Segment Start: ENTRIES PROVIDED
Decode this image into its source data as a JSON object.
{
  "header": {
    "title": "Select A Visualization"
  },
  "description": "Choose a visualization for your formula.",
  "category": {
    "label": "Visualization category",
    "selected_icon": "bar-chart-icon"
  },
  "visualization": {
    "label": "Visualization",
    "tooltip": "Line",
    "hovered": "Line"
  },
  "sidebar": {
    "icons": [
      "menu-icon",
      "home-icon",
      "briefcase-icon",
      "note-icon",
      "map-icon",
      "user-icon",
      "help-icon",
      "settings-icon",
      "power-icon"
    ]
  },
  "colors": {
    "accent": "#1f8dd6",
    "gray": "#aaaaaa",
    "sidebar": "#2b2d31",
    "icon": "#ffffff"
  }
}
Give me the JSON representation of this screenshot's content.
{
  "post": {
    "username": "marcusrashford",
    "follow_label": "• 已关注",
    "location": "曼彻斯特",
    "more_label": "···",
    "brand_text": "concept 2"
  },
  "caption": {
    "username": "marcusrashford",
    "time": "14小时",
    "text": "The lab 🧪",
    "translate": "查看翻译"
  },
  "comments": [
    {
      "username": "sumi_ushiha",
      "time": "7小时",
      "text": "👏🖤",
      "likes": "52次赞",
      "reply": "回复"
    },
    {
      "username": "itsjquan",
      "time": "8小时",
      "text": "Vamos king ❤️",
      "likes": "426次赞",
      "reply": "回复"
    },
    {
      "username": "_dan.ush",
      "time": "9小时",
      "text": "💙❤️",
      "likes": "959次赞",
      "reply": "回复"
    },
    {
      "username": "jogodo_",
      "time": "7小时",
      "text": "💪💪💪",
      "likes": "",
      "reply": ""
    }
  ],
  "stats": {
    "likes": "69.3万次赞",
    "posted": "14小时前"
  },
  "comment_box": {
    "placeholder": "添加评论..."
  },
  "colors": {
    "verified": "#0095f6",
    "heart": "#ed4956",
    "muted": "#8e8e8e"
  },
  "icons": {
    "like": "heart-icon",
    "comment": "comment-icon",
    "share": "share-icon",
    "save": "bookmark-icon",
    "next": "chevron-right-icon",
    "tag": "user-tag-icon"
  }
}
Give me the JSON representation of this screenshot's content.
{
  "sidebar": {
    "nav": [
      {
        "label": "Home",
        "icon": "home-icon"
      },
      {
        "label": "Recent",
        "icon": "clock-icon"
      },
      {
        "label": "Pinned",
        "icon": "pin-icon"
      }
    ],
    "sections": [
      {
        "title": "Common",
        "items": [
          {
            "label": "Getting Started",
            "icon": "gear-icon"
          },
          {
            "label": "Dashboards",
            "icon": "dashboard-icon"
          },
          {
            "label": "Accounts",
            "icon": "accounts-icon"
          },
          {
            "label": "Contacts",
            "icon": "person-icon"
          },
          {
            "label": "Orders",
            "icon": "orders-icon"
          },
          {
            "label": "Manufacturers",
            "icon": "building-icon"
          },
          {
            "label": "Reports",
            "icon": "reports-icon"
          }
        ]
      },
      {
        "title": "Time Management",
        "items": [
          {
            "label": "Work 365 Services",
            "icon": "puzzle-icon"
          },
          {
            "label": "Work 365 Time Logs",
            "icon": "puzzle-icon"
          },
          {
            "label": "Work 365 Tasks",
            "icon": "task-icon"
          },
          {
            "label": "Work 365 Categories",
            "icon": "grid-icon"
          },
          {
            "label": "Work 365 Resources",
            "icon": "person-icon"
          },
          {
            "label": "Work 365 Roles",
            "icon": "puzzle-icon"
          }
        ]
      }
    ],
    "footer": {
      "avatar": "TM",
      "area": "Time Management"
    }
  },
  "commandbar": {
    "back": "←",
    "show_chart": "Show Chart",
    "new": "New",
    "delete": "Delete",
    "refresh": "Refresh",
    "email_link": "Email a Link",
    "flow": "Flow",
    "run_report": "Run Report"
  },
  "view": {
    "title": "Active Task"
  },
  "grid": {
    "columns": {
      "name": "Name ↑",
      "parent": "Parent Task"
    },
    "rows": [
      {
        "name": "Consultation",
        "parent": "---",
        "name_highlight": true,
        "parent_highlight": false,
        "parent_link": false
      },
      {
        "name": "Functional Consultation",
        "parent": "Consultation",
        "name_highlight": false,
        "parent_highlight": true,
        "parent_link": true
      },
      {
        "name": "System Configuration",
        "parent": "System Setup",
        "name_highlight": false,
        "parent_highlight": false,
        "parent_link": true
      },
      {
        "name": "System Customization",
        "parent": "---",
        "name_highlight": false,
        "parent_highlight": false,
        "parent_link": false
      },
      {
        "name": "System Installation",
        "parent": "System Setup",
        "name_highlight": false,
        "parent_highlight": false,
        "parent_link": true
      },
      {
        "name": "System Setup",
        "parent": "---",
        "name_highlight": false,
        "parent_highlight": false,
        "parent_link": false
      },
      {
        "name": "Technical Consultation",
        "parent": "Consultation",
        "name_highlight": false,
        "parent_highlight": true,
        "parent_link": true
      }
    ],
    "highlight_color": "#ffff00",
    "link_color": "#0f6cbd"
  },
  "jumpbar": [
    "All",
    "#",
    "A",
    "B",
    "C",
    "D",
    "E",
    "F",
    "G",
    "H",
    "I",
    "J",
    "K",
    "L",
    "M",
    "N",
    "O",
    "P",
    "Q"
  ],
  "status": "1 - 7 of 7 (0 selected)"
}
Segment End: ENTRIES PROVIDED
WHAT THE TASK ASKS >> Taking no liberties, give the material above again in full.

EXERCISE OUTPUT >>
Decode this image into its source data as a JSON object.
{
  "header": {
    "title": "Select A Visualization"
  },
  "description": "Choose a visualization for your formula.",
  "category": {
    "label": "Visualization category",
    "selected_icon": "bar-chart-icon"
  },
  "visualization": {
    "label": "Visualization",
    "tooltip": "Line",
    "hovered": "Line"
  },
  "sidebar": {
    "icons": [
      "menu-icon",
      "home-icon",
      "briefcase-icon",
      "note-icon",
      "map-icon",
      "user-icon",
      "help-icon",
      "settings-icon",
      "power-icon"
    ]
  },
  "colors": {
    "accent": "#1f8dd6",
    "gray": "#aaaaaa",
    "sidebar": "#2b2d31",
    "icon": "#ffffff"
  }
}
Give me the JSON representation of this screenshot's content.
{
  "post": {
    "username": "marcusrashford",
    "follow_label": "• 已关注",
    "location": "曼彻斯特",
    "more_label": "···",
    "brand_text": "concept 2"
  },
  "caption": {
    "username": "marcusrashford",
    "time": "14小时",
    "text": "The lab 🧪",
    "translate": "查看翻译"
  },
  "comments": [
    {
      "username": "sumi_ushiha",
      "time": "7小时",
      "text": "👏🖤",
      "likes": "52次赞",
      "reply": "回复"
    },
    {
      "username": "itsjquan",
      "time": "8小时",
      "text": "Vamos king ❤️",
      "likes": "426次赞",
      "reply": "回复"
    },
    {
      "username": "_dan.ush",
      "time": "9小时",
      "text": "💙❤️",
      "likes": "959次赞",
      "reply": "回复"
    },
    {
      "username": "jogodo_",
      "time": "7小时",
      "text": "💪💪💪",
      "likes": "",
      "reply": ""
    }
  ],
  "stats": {
    "likes": "69.3万次赞",
    "posted": "14小时前"
  },
  "comment_box": {
    "placeholder": "添加评论..."
  },
  "colors": {
    "verified": "#0095f6",
    "heart": "#ed4956",
    "muted": "#8e8e8e"
  },
  "icons": {
    "like": "heart-icon",
    "comment": "comment-icon",
    "share": "share-icon",
    "save": "bookmark-icon",
    "next": "chevron-right-icon",
    "tag": "user-tag-icon"
  }
}
Give me the JSON representation of this screenshot's content.
{
  "sidebar": {
    "nav": [
      {
        "label": "Home",
        "icon": "home-icon"
      },
      {
        "label": "Recent",
        "icon": "clock-icon"
      },
      {
        "label": "Pinned",
        "icon": "pin-icon"
      }
    ],
    "sections": [
      {
        "title": "Common",
        "items": [
          {
            "label": "Getting Started",
            "icon": "gear-icon"
          },
          {
            "label": "Dashboards",
            "icon": "dashboard-icon"
          },
          {
            "label": "Accounts",
            "icon": "accounts-icon"
          },
          {
            "label": "Contacts",
            "icon": "person-icon"
          },
          {
            "label": "Orders",
            "icon": "orders-icon"
          },
          {
            "label": "Manufacturers",
            "icon": "building-icon"
          },
          {
            "label": "Reports",
            "icon": "reports-icon"
          }
        ]
      },
      {
        "title": "Time Management",
        "items": [
          {
            "label": "Work 365 Services",
            "icon": "puzzle-icon"
          },
          {
            "label": "Work 365 Time Logs",
            "icon": "puzzle-icon"
          },
          {
            "label": "Work 365 Tasks",
            "icon": "task-icon"
          },
          {
            "label": "Work 365 Categories",
            "icon": "grid-icon"
          },
          {
            "label": "Work 365 Resources",
            "icon": "person-icon"
          },
          {
            "label": "Work 365 Roles",
            "icon": "puzzle-icon"
          }
        ]
      }
    ],
    "footer": {
      "avatar": "TM",
      "area": "Time Management"
    }
  },
  "commandbar": {
    "back": "←",
    "show_chart": "Show Chart",
    "new": "New",
    "delete": "Delete",
    "refresh": "Refresh",
    "email_link": "Email a Link",
    "flow": "Flow",
    "run_report": "Run Report"
  },
  "view": {
    "title": "Active Task"
  },
  "grid": {
    "columns": {
      "name": "Name ↑",
      "parent": "Parent Task"
    },
    "rows": [
      {
        "name": "Consultation",
        "parent": "---",
        "name_highlight": true,
        "parent_highlight": false,
        "parent_link": false
      },
      {
        "name": "Functional Consultation",
        "parent": "Consultation",
        "name_highlight": false,
        "parent_highlight": true,
        "parent_link": true
      },
      {
        "name": "System Configuration",
        "parent": "System Setup",
        "name_highlight": false,
        "parent_highlight": false,
        "parent_link": true
      },
      {
        "name": "System Customization",
        "parent": "---",
        "name_highlight": false,
        "parent_highlight": false,
        "parent_link": false
      },
      {
        "name": "System Installation",
        "parent": "System Setup",
        "name_highlight": false,
        "parent_highlight": false,
        "parent_link": true
      },
      {
        "name": "System Setup",
        "parent": "---",
        "name_highlight": false,
        "parent_highlight": false,
        "parent_link": false
      },
      {
        "name": "Technical Consultation",
        "parent": "Consultation",
        "name_highlight": false,
        "parent_highlight": true,
        "parent_link": true
      }
    ],
    "highlight_color": "#ffff00",
    "link_color": "#0f6cbd"
  },
  "jumpbar": [
    "All",
    "#",
    "A",
    "B",
    "C",
    "D",
    "E",
    "F",
    "G",
    "H",
    "I",
    "J",
    "K",
    "L",
    "M",
    "N",
    "O",
    "P",
    "Q"
  ],
  "status": "1 - 7 of 7 (0 selected)"
}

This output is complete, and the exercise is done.